How to Set Mid-Term Financial Goals
Setting mid-term financial goals may seem a little more confusing. After all, it might be hard to pinpoint exactly what you might want in three to 10 years. You might want more “things” sooner than that!
- Step 1: Consider the goals you may have between three and 10 years from now and write down as many as you can think of. Maybe you want to pay off debt or make more money. Maybe you have some upcoming milestones in your life — an upcoming big birthday or anniversary, for example.
- Step 2: Identify mid-term investment options that might get you to where you want to be. You may want to place them in less-risky investment options so you can benefit from them when you need them. Many people will still put mid-term investments in well-placed stocks (but diversify them), certificates of deposit (CDs), corporate bonds and other types of accounts. You may also choose methods that can help you — not investments at all. For example, you may choose the debt snowball method to get rid of credit card debt (where you pay off your highest interest rate credit cards first).
- Step 3: Make your investments automatic and monitor them so you know how well they’re performing.
How to Set Short-Term Financial Goals
Short-term financial goals are obviously the goals you’ll set to be able to access the money fairly soon. You’ll want to be able to access the money within three years. Here’s how to do it:
- Step 1: Write down all the short-term financial goals you want to accomplish (even if they don’t require you to open an investment account). For example, maybe you want to create a budget, create an estate plan, add to your retirement accounts or make more money. You may also want to write down goals that do require you to start a fund, such as building an emergency fund.
- Step 2: Figure out how you’ll make all those short term goals happen. Make your plans as clear as possible. For example, maybe you say you want to create your emergency fund by putting 5% of your money into a money market account. Or maybe you’ll start looking for a side hustle that will go directly into your investment account or ask your boss for a raise.
- Step 3: This step always involves the follow-through process!
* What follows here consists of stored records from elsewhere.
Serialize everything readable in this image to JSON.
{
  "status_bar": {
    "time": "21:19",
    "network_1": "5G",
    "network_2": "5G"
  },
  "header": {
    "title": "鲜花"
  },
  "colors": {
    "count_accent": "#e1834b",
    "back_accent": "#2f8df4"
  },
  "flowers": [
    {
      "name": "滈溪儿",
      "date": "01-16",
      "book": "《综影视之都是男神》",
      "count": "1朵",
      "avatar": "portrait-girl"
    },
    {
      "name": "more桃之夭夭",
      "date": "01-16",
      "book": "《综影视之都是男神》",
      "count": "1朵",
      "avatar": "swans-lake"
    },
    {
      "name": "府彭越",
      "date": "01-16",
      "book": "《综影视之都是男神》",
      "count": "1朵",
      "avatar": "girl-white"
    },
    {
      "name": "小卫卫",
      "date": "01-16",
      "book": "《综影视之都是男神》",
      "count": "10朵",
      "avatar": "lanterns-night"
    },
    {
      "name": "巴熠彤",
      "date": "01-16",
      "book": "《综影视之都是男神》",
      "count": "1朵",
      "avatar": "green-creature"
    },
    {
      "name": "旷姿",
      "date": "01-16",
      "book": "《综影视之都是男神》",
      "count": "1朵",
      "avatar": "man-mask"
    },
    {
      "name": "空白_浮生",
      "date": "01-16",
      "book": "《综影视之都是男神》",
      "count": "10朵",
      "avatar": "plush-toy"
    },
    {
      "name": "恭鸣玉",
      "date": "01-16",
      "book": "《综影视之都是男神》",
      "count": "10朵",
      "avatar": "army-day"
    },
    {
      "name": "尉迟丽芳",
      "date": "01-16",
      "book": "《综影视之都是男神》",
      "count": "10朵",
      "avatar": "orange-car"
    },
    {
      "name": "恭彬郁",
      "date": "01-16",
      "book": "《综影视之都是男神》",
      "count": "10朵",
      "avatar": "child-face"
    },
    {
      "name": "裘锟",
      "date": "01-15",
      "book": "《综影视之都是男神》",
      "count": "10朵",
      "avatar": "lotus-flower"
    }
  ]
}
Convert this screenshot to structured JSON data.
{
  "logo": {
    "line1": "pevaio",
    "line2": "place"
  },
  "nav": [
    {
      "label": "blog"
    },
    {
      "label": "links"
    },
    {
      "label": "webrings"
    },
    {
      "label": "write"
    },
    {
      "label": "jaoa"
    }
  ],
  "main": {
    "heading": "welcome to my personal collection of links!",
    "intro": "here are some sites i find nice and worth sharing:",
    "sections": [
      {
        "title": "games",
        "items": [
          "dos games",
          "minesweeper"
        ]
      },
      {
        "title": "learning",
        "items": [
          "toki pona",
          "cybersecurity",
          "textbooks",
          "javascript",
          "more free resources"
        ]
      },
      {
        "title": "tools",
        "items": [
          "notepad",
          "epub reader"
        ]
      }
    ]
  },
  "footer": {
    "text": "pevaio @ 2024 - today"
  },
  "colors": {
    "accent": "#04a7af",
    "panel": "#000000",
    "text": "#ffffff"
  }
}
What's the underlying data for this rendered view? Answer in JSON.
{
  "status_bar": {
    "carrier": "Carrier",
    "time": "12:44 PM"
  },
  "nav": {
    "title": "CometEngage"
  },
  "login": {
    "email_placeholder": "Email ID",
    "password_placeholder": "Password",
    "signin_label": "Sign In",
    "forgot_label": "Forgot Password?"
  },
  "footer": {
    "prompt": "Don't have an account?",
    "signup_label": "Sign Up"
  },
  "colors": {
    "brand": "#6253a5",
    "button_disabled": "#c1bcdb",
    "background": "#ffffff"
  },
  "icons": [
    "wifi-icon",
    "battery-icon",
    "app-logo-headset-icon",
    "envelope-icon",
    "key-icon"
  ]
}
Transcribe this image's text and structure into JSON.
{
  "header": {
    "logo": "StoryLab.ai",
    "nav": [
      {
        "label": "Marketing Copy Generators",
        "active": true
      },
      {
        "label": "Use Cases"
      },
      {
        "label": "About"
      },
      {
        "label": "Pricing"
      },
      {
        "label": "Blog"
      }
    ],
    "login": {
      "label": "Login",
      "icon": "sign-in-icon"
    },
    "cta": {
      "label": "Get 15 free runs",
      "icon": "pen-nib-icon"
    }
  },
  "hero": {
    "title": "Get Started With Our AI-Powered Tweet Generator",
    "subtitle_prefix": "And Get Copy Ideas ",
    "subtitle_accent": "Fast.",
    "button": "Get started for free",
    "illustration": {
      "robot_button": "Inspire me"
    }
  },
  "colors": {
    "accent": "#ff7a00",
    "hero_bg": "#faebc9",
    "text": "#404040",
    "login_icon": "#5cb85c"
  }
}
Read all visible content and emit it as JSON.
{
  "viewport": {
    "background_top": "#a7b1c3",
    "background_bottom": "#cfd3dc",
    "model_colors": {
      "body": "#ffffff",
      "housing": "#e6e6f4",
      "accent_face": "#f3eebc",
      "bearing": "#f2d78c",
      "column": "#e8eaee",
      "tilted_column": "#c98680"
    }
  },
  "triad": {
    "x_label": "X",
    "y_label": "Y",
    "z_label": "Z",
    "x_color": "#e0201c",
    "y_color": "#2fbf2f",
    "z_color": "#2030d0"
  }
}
Implement your plan and follow it through to completion.
Get Your Financial Goals on Track in 2022
Goal-setting doesn’t have to be exhausting. Spend just one hour thinking carefully about your goals and do a little research before the new year. If you have a spouse, significant other or family members who may want to chime in on your brainstorm session, let them. It can be a really productive way to plan for 2022 and your future.
7 ESG Stocks that are Leading the Way to a Better World
It’s becoming increasingly popular for investors to “vote their values.” One way they do this is by investing in companies that make a demonstrable effort to improve the world. This is creating a category of stocks known as ESG stocks.
ESG stands for Environmental, Social, and Governance and it covers a broad range of issues. The environmental component is relatively straightforward. This analyzes and measures how companies address issues such as carbon emissions, deforestation, and green energy initiatives including sustainability efforts built into their supply chain.
The social component covers issues such as an organization’s commitment to issues like the gender pay gap and diversity but also areas such as data security, sexual harassment policies, and fair labor practices. The governance component touches on areas like diversity within the corporate board of directors and executive pay.
The focus of this presentation is to give you seven companies that are giving more than just lip service to ESG initiatives. One of the criteria used in selecting the stocks in this presentation was the company’s Net Impact Ratio. This is calculated from data produced by the Upright Project’s Net Impact Model.
The Net Impact Model is a mathematical model of the economy that produces continuously updated estimates of the net impact of companies by means of an information integration algorithm. MarketBeat captures key insights and presents them under the “Sustainability” tab on the company’s profile page.
View the “7 ESG Stocks that are Leading the Way to a Better World”.